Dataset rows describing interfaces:
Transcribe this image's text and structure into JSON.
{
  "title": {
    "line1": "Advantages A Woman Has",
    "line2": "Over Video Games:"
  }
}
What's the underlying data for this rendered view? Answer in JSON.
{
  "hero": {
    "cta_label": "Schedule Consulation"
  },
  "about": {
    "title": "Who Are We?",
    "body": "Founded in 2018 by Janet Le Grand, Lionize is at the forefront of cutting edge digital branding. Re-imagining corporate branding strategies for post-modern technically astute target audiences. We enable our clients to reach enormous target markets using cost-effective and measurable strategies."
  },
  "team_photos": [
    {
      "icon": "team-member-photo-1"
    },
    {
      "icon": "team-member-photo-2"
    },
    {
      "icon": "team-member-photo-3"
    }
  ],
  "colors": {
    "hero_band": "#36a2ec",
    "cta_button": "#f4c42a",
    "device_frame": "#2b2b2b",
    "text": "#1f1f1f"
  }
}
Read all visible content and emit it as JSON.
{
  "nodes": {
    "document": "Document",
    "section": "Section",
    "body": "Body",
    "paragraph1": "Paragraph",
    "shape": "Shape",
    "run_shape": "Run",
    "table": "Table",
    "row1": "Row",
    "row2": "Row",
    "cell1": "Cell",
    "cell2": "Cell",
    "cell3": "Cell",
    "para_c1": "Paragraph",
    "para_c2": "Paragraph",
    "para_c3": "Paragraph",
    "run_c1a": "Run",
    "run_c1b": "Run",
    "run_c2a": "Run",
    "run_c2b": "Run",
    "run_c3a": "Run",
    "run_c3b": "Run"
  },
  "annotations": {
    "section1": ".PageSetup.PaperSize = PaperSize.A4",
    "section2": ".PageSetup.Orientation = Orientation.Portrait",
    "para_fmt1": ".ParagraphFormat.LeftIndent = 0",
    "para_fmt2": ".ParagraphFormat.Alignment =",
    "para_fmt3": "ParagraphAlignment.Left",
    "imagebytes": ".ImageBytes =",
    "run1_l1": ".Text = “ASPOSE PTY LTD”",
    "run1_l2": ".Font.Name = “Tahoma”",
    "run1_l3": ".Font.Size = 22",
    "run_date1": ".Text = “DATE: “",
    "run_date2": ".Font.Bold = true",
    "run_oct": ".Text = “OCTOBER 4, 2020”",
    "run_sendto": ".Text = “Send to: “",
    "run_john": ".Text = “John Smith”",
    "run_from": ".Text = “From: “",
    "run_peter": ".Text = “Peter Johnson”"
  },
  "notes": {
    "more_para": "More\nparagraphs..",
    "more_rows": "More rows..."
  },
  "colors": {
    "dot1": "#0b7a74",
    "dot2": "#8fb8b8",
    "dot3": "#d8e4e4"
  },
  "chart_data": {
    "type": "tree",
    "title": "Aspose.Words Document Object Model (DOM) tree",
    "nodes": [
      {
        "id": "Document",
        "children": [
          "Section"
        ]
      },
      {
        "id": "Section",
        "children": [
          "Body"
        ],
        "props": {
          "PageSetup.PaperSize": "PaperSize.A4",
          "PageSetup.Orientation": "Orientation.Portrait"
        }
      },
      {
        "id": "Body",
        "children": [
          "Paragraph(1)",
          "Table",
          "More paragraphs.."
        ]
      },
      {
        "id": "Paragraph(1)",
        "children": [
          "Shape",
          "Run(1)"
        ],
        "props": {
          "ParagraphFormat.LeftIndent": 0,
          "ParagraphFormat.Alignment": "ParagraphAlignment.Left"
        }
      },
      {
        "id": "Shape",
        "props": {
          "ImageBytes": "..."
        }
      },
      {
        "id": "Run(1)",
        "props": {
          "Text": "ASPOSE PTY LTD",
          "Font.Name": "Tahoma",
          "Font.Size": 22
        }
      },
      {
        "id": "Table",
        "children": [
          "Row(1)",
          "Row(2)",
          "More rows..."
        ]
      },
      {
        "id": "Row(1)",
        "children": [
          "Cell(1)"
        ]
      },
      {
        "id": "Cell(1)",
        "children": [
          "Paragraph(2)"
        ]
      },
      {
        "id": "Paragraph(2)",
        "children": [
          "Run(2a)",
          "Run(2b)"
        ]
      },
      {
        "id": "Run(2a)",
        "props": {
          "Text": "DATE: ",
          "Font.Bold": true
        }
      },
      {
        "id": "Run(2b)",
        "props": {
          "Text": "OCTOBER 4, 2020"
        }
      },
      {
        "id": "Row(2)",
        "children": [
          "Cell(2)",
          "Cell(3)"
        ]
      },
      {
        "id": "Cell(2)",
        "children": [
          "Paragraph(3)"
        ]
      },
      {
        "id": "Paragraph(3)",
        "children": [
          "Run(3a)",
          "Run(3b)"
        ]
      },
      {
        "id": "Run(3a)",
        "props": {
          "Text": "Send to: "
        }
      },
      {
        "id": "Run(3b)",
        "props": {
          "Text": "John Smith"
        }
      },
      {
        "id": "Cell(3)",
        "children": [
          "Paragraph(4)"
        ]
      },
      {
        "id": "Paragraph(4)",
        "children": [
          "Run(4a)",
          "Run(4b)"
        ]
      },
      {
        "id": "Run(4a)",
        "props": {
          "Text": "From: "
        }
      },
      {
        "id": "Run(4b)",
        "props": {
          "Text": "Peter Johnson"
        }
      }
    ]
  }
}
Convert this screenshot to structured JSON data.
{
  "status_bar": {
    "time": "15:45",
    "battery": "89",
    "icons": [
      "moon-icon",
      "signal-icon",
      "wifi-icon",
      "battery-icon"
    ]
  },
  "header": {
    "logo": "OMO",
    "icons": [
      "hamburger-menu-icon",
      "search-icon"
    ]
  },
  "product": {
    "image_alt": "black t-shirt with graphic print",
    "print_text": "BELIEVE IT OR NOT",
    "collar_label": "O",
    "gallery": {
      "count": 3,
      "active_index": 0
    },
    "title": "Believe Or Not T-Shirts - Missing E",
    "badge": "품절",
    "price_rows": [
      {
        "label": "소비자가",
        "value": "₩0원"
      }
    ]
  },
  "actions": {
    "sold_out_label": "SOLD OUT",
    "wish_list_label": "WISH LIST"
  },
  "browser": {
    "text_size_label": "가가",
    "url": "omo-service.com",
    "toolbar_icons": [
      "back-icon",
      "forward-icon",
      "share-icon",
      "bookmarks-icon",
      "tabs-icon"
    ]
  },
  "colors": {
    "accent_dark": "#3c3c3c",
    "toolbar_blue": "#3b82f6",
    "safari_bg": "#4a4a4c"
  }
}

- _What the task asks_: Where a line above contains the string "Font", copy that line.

- _Answer box_:
    "run1_l2": ".Font.Name = “Tahoma”",
    "run1_l3": ".Font.Size = 22",
    "run_date2": ".Font.Bold = true",
          "Font.Name": "Tahoma",
          "Font.Size": 22
          "Font.Bold": true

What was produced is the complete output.